Archive for

Response: The Misguided Revolution

Jay Rosen enthusiastically voices his dissent for mainstream media in “The People Formerly Known as the Audience.” The chapter expresses a revolt of the public against the oppression once exerted by powerful media such as the printing press, radio and television. Rosen claims that new media overturns the top-down divulgence of information by giving previously … Continue reading

Response: The death of the Audience and the Users’ Power

In “The People Formerly Known as the Audience”, Jay Rosen declares that the audience is dead. His article is a kind of open letter to traditional media informing them that “we”, the users, have the power. By this affirmation, he means that the one-way form of communication, from the media to the audience, no longer … Continue reading

Response: “Unscholarly Faith” and Categorization as Invasions of Privacy in “Private Uses of Cyberspace”

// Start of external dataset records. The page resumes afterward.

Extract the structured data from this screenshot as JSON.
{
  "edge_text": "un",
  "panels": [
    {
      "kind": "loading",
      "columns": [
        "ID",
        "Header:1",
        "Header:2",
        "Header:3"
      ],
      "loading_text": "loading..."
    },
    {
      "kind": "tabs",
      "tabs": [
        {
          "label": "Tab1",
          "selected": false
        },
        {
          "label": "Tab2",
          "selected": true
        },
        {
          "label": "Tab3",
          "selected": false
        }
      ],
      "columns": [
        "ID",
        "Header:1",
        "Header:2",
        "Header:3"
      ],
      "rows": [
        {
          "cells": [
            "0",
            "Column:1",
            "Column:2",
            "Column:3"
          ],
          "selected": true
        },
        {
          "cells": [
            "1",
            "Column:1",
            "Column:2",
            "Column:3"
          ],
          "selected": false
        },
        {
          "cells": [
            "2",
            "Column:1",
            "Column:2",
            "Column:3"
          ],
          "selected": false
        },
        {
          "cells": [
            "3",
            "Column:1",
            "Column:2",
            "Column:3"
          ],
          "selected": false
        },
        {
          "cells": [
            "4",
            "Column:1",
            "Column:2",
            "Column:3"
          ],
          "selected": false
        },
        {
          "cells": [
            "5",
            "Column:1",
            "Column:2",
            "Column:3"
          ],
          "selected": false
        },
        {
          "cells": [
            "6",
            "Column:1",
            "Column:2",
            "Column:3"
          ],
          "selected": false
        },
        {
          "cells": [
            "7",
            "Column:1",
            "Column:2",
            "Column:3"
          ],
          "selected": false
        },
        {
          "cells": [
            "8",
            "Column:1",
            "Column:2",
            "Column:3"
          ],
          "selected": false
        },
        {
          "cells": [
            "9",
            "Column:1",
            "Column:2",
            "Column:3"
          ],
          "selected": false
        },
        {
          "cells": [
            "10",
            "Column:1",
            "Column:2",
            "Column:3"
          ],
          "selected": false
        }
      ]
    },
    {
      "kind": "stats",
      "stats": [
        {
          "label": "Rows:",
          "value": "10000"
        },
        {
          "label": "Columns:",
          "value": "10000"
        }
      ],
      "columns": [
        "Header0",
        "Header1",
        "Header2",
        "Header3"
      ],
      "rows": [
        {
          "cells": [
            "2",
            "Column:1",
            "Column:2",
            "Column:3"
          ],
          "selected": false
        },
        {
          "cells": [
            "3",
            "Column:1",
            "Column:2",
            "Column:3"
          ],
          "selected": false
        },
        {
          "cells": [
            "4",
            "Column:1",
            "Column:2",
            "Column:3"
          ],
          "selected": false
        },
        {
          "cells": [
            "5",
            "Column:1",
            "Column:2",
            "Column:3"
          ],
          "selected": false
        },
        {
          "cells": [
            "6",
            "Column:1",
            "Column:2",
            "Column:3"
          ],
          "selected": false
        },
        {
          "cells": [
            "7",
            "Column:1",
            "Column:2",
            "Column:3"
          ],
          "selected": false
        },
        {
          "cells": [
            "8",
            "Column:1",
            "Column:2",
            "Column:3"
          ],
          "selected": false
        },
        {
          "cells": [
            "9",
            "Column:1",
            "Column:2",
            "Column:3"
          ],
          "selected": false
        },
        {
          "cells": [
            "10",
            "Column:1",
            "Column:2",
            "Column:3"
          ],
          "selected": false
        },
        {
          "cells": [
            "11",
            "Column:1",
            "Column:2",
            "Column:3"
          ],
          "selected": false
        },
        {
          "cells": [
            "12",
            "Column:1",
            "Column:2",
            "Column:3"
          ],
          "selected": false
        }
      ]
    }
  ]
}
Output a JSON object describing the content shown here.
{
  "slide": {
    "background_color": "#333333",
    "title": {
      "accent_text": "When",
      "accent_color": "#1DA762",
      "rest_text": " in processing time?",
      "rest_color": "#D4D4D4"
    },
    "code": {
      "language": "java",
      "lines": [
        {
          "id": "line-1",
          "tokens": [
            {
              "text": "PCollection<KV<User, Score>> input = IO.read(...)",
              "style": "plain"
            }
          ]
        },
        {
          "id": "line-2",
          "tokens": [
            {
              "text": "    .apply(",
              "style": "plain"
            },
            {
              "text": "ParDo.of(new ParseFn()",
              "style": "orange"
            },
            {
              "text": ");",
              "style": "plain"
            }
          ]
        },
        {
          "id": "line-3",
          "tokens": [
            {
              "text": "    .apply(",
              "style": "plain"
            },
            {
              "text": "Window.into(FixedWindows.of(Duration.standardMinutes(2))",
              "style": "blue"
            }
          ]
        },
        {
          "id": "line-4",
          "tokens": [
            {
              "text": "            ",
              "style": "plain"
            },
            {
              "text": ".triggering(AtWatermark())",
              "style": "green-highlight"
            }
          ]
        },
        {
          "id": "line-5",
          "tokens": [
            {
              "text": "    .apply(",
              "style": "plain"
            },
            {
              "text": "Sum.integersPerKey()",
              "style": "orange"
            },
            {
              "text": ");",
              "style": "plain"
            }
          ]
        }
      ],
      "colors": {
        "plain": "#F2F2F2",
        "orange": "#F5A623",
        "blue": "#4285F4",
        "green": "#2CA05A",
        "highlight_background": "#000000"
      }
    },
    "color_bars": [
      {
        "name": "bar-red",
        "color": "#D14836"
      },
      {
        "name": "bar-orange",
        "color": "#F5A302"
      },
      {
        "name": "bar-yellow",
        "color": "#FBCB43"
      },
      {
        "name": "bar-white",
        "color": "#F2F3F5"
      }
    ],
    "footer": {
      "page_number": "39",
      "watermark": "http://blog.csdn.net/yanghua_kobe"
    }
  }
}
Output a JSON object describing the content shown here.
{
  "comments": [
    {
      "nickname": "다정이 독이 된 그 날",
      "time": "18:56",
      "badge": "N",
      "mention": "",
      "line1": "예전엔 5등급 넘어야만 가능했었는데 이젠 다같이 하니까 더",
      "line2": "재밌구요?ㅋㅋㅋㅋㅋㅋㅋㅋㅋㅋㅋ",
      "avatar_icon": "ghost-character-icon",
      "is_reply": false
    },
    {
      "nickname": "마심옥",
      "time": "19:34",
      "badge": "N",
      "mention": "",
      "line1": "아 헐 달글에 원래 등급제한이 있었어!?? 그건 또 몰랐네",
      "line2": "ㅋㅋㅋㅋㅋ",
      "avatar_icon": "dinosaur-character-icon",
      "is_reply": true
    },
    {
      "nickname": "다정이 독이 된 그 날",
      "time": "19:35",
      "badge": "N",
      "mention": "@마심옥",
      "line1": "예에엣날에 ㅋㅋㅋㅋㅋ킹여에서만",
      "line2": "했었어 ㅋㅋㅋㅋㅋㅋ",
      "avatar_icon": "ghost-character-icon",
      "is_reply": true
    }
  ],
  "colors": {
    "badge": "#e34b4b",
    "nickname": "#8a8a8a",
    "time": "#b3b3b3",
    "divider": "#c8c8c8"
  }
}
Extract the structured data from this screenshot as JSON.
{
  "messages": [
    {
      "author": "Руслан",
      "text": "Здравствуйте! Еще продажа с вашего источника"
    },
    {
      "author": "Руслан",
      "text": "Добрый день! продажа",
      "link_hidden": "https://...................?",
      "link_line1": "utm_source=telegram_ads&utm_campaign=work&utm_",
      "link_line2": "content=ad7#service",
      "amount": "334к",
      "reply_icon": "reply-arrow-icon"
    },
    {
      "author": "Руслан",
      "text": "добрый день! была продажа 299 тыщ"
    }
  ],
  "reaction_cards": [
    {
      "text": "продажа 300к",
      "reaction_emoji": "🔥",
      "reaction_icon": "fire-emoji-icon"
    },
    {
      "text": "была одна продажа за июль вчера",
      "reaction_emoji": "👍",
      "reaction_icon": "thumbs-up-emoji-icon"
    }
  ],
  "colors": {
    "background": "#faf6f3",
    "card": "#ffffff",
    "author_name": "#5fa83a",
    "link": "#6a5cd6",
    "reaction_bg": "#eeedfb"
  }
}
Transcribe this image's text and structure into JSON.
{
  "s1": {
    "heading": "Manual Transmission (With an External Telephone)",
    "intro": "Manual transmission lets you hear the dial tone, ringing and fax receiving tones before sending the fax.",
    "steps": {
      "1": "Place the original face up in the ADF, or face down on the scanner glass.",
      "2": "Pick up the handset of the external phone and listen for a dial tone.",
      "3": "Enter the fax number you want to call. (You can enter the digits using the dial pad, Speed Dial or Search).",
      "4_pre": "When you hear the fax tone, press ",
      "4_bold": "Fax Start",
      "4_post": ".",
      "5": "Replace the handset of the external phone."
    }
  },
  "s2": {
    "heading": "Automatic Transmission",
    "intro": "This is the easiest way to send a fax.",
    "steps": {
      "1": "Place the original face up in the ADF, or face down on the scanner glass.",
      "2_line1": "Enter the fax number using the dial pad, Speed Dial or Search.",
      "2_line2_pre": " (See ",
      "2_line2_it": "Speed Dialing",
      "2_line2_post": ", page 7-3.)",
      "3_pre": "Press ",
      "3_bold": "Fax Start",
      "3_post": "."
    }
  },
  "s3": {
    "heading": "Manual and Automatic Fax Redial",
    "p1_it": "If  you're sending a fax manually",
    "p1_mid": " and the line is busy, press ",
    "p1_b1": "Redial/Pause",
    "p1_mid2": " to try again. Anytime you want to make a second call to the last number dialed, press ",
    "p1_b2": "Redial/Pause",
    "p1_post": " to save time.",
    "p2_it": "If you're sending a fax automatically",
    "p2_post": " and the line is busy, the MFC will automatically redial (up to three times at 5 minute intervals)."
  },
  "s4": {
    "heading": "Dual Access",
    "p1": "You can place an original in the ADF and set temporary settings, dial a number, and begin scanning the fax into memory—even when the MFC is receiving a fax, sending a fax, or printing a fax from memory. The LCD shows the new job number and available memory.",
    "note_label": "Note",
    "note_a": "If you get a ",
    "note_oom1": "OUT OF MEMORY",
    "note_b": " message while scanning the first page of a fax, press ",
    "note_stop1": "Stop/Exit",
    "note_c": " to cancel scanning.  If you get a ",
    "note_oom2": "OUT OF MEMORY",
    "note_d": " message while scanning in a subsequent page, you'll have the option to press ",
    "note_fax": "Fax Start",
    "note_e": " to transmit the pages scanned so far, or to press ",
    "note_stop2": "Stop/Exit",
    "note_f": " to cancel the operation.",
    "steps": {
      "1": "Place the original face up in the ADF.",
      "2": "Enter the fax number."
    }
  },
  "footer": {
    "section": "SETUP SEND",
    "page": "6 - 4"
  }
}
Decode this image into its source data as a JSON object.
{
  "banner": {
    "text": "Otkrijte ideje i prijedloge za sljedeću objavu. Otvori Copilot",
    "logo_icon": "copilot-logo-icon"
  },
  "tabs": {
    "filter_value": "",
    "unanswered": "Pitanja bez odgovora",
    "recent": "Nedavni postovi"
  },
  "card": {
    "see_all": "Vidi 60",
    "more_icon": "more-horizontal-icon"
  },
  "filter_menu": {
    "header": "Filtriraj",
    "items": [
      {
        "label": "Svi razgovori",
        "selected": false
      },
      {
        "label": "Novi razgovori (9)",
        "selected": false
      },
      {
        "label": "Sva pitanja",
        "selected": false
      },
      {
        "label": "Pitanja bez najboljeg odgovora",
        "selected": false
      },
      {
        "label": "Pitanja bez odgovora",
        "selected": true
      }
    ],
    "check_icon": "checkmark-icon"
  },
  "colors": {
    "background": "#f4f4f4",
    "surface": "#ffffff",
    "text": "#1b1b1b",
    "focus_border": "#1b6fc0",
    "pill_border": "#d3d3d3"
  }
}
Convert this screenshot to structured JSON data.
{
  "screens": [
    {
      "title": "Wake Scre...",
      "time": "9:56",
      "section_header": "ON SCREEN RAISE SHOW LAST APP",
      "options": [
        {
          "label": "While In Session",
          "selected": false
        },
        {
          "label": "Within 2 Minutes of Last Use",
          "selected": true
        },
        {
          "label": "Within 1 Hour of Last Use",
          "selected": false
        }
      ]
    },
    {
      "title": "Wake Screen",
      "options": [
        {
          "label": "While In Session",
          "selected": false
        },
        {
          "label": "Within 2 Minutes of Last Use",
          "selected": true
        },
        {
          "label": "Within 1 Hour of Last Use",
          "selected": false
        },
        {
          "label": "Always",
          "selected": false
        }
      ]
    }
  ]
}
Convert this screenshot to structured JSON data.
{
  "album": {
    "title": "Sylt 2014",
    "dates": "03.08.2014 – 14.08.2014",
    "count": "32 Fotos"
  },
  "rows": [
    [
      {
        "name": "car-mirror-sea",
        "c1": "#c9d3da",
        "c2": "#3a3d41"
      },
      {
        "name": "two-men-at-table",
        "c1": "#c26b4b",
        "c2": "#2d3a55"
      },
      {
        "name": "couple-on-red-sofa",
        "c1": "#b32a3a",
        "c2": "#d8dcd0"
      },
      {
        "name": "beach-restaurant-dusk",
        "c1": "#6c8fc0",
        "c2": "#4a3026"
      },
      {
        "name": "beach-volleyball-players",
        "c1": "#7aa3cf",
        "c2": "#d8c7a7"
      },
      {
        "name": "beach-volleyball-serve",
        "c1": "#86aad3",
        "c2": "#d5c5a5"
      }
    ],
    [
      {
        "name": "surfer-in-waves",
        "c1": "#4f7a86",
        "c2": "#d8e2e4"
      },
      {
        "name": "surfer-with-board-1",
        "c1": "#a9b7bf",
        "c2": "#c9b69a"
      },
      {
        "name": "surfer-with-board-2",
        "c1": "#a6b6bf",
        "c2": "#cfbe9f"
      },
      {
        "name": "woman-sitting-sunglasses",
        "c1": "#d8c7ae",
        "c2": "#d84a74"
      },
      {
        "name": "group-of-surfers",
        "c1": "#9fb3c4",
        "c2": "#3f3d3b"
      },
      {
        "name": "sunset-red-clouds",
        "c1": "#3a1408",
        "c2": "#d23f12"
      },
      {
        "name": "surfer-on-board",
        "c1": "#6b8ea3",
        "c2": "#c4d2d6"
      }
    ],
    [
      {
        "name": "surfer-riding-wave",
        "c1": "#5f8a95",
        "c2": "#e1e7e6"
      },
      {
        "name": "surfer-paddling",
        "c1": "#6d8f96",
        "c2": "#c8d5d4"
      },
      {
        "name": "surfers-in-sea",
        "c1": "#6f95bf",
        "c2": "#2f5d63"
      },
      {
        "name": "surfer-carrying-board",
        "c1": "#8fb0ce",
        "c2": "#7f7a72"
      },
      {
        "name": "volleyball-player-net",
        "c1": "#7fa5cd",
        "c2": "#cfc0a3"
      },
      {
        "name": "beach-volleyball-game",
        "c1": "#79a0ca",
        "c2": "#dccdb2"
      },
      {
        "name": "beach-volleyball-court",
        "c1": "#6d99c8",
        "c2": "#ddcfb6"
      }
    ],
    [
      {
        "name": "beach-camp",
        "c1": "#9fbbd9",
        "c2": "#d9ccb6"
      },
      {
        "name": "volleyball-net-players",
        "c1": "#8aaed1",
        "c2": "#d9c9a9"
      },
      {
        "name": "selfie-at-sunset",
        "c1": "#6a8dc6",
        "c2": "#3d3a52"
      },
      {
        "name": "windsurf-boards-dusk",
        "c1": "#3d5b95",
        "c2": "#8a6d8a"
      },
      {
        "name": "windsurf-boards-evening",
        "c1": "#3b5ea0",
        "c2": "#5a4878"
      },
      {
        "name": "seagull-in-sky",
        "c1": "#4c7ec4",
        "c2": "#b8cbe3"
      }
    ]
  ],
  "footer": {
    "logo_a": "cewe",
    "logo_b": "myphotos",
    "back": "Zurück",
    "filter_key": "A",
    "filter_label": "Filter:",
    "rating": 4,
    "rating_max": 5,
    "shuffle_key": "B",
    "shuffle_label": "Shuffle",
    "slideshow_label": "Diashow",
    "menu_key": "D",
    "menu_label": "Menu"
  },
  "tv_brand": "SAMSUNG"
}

Sharon Cumberland’s “Private Uses of Cyberspace: Women, Desire, and Fan Culture” examines the importance of gender roles and identification in a variety of fan fiction communities. The chapter suffers from Cumberland’s obsession over her inability to assert the factuality of her evidence and her desire to quantify and categorize the readers and writers within these … Continue reading

Response: The Inevitable Umbrella of Big Media

Jay Rosen’s The People Formerly Known as the Audience, asserts that Big Media do not “own the press, … don’t control production on the new platform, which isn’t one-way. There’s a new balance of power between you and us” (15). Rosen positions the audience in a position of power, nodding to Tom Curley’s view that … Continue reading

Summary: May Friedman’s “On the Cyborg: Dialogism and Collective Stories”

Friedman devotes this chapter of her book, Mommyblogs and the Changing Face of Motherhood, to the exploration of the relational, unusually temporal, and collective motherhood that occurs in mommyblogs. She argues that this makes the genre a “new and innovative form[] of maternal life writing” (Friedman 78). To do this, Friedman positions mommyblogs as emerging … Continue reading

Response: 50 Shades of Heteronormativity: Sharon Cumberland’s Take on Female Fandoms

Sharon Cumberland’s “Private Uses of Cyberspace: Women, Desire and Fan Culture” focuses on the female-dominated subsections of fandom concerned with the production and distribution of fanfiction. These spaces, she contends, represent a way in which women “are using the paradox of cyberspace—personal privacy in a public forum—to explore feelings and ideas that were considered risky … Continue reading

Summary: Nelson’s “A File Structure for the Complex, the Changing and the Indeterminate”

T.H. Nelson proposes the development of the Evolutionary List File (ELF), a file structure characterized by “the capacity for intricate and idiosyncratic arrangements, total modifiability, undecided alternatives, and thorough internal documentation” (84). Built of zippered files, the ELF would fulfill user needs for personal filing and manuscript assembly. Among the ELF’s specifications are “the ability … Continue reading

Summary: Vannevar Bush’s “As We May Think”

As Director of the Office of Scientific Research and Development for the U.S. Government, Vannevar Bush was one of the leaders on the Manhattan Project which developed the atomic bomb. For scientists, the Second World War was a time of discovery and mass technological and theoretical advancement. However, with the war ending, Vannevar Bush wondered … Continue reading

Summary: Ilana Snyder’s “Reconceiving Textuality”

Both critical theory and hypertext have mutually theorized and informed each other in redefining textuality, narrative, and the roles and functions of reader and writer. Ilana Snyder’s “Reconceiving Textuality” examines this convergence of hypertext and critical theory, something that both don’t seem to be aware of. Hypertext theorists and critical theorists have common interest of … Continue reading

Summary: Matthew Kirschenbaum’s Grammatology of the Hard Drive

In chapter three of his influential work Mechanisms, new media scholar Matthew Kirschenbaum narrows his focus on storage to the hard drive. This device is particularly interesting for Kirschenbaum because “[m]ost users will never see their hard drive during the life of their computer”.  Their invisibility from the vast majority of users, he argues, often … Continue reading